> **YOUR GOAL**:
Among the entries, how many lines hold the word "filter"? Respond with that number only.

───

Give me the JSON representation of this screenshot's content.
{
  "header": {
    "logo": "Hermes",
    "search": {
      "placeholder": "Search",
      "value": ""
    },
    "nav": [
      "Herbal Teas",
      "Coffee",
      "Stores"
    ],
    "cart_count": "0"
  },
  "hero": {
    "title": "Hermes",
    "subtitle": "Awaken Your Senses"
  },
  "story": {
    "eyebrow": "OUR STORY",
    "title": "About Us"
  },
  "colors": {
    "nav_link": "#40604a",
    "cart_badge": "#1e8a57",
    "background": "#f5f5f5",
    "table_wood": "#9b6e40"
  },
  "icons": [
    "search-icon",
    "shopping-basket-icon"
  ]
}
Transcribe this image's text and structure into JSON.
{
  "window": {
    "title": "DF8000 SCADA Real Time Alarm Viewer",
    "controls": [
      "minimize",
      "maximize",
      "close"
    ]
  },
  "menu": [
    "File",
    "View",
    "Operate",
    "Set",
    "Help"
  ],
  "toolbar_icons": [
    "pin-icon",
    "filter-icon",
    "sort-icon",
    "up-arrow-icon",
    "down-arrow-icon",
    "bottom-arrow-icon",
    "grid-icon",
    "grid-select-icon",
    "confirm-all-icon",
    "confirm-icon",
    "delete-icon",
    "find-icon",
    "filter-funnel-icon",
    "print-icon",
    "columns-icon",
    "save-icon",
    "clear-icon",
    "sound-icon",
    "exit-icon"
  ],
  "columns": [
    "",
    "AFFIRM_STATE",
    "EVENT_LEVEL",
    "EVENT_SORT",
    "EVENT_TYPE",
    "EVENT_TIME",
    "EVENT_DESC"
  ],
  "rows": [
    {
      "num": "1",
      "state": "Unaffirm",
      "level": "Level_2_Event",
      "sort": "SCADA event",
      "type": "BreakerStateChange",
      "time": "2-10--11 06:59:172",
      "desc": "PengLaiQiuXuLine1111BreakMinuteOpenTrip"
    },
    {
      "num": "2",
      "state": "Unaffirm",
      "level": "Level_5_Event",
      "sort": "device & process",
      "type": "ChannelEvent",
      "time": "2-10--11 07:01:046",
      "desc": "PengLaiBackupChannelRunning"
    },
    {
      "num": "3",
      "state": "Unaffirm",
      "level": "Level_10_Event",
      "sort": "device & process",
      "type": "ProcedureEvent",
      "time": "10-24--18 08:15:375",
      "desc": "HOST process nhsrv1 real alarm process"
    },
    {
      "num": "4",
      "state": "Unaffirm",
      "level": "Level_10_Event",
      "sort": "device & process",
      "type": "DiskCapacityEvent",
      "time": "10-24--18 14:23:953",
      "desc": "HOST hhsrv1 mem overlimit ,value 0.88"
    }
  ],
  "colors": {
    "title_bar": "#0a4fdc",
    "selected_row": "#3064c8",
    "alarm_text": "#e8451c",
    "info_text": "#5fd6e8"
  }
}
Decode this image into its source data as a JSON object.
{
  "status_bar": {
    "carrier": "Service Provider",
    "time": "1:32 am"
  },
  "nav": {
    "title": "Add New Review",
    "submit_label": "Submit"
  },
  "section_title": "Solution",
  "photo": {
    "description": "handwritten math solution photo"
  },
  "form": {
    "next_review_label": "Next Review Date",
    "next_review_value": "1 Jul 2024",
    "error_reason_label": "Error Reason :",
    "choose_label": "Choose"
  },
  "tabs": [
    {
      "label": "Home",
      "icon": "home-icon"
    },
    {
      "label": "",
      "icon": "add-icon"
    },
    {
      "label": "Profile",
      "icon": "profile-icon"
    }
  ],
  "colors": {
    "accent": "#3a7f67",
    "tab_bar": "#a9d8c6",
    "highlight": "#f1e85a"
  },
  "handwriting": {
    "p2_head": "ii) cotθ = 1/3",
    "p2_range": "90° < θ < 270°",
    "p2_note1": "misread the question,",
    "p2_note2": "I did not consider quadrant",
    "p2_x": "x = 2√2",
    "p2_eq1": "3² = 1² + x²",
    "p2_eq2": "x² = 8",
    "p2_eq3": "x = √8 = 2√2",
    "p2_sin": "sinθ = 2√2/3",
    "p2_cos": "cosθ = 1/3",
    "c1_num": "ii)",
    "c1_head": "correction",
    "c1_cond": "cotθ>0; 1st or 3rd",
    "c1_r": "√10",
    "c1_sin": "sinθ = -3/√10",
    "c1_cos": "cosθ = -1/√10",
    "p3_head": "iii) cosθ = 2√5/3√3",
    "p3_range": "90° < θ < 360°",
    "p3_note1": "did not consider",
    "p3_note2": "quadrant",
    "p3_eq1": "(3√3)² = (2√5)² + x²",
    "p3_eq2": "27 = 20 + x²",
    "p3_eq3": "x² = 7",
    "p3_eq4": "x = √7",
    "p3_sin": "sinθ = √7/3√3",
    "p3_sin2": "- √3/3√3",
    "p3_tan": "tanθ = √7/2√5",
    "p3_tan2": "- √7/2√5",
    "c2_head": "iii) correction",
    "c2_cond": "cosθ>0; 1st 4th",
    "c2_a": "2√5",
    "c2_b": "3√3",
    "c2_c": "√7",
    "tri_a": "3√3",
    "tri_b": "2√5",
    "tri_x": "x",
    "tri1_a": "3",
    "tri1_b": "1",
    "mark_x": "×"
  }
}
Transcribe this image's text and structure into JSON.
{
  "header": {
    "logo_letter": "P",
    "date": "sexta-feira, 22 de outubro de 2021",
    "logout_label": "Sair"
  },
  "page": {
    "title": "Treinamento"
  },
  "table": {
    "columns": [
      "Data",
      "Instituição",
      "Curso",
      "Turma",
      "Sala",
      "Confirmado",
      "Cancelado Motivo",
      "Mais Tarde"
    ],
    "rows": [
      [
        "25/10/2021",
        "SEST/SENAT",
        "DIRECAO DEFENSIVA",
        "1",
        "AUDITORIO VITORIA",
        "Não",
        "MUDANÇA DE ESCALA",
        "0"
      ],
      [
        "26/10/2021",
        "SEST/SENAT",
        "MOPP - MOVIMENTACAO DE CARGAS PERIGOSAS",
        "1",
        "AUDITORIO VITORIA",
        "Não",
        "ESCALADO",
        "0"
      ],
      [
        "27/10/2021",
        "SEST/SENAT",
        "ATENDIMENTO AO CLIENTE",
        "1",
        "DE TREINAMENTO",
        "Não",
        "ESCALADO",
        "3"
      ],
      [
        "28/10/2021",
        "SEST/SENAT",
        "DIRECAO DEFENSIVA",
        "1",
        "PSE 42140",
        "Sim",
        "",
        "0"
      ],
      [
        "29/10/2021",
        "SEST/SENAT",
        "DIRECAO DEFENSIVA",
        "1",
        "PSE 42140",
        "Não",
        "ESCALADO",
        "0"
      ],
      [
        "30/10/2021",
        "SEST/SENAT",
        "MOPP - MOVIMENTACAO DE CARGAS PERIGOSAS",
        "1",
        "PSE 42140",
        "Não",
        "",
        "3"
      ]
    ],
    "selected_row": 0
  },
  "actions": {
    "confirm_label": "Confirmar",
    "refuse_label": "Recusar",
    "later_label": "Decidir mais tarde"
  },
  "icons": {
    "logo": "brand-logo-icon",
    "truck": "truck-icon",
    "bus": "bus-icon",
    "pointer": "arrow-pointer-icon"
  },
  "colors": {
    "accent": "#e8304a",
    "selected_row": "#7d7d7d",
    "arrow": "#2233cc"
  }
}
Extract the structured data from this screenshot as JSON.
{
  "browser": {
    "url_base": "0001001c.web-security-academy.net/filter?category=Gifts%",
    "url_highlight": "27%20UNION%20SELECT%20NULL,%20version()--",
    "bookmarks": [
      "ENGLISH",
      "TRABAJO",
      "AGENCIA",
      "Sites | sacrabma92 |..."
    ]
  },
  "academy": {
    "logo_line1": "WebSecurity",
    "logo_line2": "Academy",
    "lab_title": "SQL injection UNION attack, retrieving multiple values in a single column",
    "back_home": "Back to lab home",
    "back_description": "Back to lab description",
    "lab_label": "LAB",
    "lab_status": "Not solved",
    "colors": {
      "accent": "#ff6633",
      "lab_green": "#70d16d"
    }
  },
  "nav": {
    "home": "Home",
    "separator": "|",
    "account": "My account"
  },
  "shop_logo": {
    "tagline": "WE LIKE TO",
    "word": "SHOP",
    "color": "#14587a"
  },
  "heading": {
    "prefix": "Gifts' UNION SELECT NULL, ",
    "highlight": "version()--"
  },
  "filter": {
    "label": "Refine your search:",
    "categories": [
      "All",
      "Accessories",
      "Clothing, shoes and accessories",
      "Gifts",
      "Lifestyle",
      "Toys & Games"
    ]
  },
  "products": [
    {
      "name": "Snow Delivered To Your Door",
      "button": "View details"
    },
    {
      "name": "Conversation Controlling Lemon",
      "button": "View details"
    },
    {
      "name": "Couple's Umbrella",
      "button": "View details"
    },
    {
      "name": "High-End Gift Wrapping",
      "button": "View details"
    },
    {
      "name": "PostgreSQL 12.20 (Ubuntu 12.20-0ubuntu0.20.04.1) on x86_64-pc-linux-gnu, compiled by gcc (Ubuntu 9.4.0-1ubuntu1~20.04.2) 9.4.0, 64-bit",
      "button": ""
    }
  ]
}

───

> **FINISHED TASK**:
4